BEGIN

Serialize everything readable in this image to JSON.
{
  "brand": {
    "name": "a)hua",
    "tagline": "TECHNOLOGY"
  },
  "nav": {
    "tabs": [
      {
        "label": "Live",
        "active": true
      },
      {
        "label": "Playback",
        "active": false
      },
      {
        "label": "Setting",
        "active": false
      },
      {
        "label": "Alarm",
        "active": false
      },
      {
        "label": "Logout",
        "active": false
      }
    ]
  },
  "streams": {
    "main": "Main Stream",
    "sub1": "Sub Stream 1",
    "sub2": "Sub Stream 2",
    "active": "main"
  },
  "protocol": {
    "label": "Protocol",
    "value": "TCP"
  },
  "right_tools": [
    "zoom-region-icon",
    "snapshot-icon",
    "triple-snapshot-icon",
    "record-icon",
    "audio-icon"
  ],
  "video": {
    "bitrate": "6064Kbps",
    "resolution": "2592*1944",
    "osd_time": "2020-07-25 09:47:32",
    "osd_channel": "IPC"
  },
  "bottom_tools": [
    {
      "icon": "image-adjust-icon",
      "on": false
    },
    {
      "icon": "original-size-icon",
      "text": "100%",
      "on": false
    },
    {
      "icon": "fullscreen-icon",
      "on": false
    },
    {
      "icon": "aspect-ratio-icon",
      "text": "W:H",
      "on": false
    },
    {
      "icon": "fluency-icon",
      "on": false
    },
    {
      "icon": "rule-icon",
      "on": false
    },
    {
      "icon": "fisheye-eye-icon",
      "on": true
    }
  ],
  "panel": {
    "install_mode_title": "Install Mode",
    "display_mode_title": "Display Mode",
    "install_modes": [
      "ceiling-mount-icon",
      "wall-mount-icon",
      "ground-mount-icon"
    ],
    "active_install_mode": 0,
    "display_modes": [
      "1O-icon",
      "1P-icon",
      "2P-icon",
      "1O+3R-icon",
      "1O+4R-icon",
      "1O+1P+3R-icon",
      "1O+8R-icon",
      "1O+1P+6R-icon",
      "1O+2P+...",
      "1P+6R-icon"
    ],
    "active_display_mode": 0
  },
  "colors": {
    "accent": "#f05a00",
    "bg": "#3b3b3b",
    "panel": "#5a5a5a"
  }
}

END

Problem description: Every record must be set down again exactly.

Exercise answer:
Serialize everything readable in this image to JSON.
{
  "brand": {
    "name": "a)hua",
    "tagline": "TECHNOLOGY"
  },
  "nav": {
    "tabs": [
      {
        "label": "Live",
        "active": true
      },
      {
        "label": "Playback",
        "active": false
      },
      {
        "label": "Setting",
        "active": false
      },
      {
        "label": "Alarm",
        "active": false
      },
      {
        "label": "Logout",
        "active": false
      }
    ]
  },
  "streams": {
    "main": "Main Stream",
    "sub1": "Sub Stream 1",
    "sub2": "Sub Stream 2",
    "active": "main"
  },
  "protocol": {
    "label": "Protocol",
    "value": "TCP"
  },
  "right_tools": [
    "zoom-region-icon",
    "snapshot-icon",
    "triple-snapshot-icon",
    "record-icon",
    "audio-icon"
  ],
  "video": {
    "bitrate": "6064Kbps",
    "resolution": "2592*1944",
    "osd_time": "2020-07-25 09:47:32",
    "osd_channel": "IPC"
  },
  "bottom_tools": [
    {
      "icon": "image-adjust-icon",
      "on": false
    },
    {
      "icon": "original-size-icon",
      "text": "100%",
      "on": false
    },
    {
      "icon": "fullscreen-icon",
      "on": false
    },
    {
      "icon": "aspect-ratio-icon",
      "text": "W:H",
      "on": false
    },
    {
      "icon": "fluency-icon",
      "on": false
    },
    {
      "icon": "rule-icon",
      "on": false
    },
    {
      "icon": "fisheye-eye-icon",
      "on": true
    }
  ],
  "panel": {
    "install_mode_title": "Install Mode",
    "display_mode_title": "Display Mode",
    "install_modes": [
      "ceiling-mount-icon",
      "wall-mount-icon",
      "ground-mount-icon"
    ],
    "active_install_mode": 0,
    "display_modes": [
      "1O-icon",
      "1P-icon",
      "2P-icon",
      "1O+3R-icon",
      "1O+4R-icon",
      "1O+1P+3R-icon",
      "1O+8R-icon",
      "1O+1P+6R-icon",
      "1O+2P+...",
      "1P+6R-icon"
    ],
    "active_display_mode": 0
  },
  "colors": {
    "accent": "#f05a00",
    "bg": "#3b3b3b",
    "panel": "#5a5a5a"
  }
}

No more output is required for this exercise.